◆ WORK REQUIRED: Go through the records below and copy out every line holding "Google".
*** INFORMATION SHOWN Section Begins ***
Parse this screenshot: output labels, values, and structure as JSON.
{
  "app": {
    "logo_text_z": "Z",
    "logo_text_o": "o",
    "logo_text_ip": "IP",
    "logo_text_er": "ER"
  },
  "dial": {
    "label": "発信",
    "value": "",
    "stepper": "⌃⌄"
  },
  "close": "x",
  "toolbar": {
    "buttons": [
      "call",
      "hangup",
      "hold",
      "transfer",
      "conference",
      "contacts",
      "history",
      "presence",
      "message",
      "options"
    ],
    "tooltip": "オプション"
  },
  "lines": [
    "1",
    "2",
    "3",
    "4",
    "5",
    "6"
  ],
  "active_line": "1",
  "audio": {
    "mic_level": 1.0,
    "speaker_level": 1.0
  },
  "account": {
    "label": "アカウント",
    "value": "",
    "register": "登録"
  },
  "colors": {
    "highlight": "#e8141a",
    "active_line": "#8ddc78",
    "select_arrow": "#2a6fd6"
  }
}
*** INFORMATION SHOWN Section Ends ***
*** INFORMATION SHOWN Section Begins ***
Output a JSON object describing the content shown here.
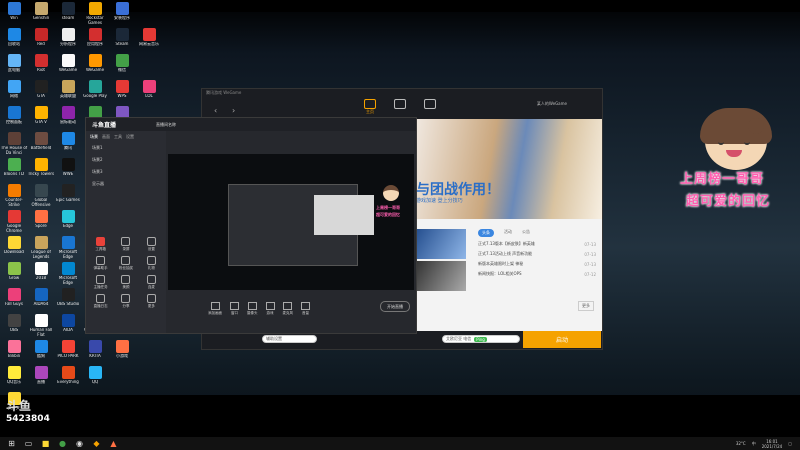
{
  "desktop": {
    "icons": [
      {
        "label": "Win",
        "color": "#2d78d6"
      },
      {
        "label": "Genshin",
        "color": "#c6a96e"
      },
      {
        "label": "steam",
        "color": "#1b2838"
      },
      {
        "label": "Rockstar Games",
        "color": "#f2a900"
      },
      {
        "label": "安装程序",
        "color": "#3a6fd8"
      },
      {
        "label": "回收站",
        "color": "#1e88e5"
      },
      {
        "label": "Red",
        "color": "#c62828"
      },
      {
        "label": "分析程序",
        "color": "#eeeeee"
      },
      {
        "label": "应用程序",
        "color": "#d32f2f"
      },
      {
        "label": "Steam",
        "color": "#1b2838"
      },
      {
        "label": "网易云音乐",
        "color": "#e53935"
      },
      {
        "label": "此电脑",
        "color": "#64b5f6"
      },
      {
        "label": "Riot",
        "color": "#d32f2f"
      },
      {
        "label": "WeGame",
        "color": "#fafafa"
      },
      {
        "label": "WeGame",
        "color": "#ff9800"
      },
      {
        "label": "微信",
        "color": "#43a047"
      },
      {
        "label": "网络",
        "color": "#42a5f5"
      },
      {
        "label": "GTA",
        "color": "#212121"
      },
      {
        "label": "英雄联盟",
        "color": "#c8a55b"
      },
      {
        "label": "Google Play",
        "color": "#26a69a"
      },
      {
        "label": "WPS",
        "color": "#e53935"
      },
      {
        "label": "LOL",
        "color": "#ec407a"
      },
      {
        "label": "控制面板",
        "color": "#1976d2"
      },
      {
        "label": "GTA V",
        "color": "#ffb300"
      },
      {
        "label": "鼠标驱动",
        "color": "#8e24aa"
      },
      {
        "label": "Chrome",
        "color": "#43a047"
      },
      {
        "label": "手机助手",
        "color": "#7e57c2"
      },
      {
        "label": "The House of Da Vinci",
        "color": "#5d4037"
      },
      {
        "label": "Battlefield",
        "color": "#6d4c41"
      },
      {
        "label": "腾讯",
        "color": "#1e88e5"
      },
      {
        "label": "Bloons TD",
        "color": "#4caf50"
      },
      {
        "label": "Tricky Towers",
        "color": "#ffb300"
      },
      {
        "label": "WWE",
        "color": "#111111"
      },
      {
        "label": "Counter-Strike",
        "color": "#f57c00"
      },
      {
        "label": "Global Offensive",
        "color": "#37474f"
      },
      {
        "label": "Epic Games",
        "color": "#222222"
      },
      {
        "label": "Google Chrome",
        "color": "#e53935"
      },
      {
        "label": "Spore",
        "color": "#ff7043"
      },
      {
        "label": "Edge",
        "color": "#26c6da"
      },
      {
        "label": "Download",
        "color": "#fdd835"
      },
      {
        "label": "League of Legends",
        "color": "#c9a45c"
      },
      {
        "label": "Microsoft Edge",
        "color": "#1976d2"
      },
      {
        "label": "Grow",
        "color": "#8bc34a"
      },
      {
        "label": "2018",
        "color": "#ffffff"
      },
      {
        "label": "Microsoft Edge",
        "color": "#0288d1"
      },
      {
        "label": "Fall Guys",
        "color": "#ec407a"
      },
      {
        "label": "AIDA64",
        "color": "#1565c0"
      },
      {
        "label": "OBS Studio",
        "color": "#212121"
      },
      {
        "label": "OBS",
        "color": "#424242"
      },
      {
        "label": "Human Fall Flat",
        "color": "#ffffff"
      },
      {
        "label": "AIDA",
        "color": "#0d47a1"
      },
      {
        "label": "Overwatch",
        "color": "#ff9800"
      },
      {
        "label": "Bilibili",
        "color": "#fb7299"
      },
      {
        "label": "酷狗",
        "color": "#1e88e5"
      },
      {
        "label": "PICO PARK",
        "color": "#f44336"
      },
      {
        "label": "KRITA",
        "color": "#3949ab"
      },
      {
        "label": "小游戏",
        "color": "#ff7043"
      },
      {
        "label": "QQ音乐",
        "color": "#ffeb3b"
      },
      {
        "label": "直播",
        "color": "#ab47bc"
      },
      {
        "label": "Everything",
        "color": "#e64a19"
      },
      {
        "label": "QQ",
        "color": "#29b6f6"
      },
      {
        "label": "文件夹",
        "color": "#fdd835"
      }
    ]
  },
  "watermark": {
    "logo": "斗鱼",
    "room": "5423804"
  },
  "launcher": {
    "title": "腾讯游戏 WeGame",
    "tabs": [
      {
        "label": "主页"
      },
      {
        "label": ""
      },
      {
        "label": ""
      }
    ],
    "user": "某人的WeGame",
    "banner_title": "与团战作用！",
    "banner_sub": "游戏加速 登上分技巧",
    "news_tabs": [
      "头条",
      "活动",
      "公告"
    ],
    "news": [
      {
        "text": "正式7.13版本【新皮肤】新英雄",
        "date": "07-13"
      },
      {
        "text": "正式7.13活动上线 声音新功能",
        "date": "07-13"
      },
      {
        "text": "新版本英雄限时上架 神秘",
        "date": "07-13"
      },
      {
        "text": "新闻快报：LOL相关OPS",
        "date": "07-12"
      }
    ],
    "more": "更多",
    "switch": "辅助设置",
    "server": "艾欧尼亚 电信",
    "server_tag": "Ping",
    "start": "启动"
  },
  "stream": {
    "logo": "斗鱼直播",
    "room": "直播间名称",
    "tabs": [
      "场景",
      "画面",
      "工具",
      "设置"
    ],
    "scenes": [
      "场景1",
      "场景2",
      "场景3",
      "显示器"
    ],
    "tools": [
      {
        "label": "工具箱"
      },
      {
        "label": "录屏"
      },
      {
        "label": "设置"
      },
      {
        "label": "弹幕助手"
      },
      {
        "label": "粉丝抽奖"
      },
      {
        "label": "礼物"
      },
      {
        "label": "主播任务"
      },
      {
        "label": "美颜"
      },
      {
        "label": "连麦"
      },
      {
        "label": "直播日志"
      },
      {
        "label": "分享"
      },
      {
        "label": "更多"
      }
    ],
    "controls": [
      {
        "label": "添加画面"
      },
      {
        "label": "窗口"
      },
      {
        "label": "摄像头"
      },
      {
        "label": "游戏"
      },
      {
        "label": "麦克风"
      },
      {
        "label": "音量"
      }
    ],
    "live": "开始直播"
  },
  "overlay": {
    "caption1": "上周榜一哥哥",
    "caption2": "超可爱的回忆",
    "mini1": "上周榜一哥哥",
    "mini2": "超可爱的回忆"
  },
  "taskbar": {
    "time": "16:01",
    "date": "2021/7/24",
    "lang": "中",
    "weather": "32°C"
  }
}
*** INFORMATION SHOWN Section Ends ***
◆ RESULT:
        "label": "Google Play",
        "label": "Google Chrome",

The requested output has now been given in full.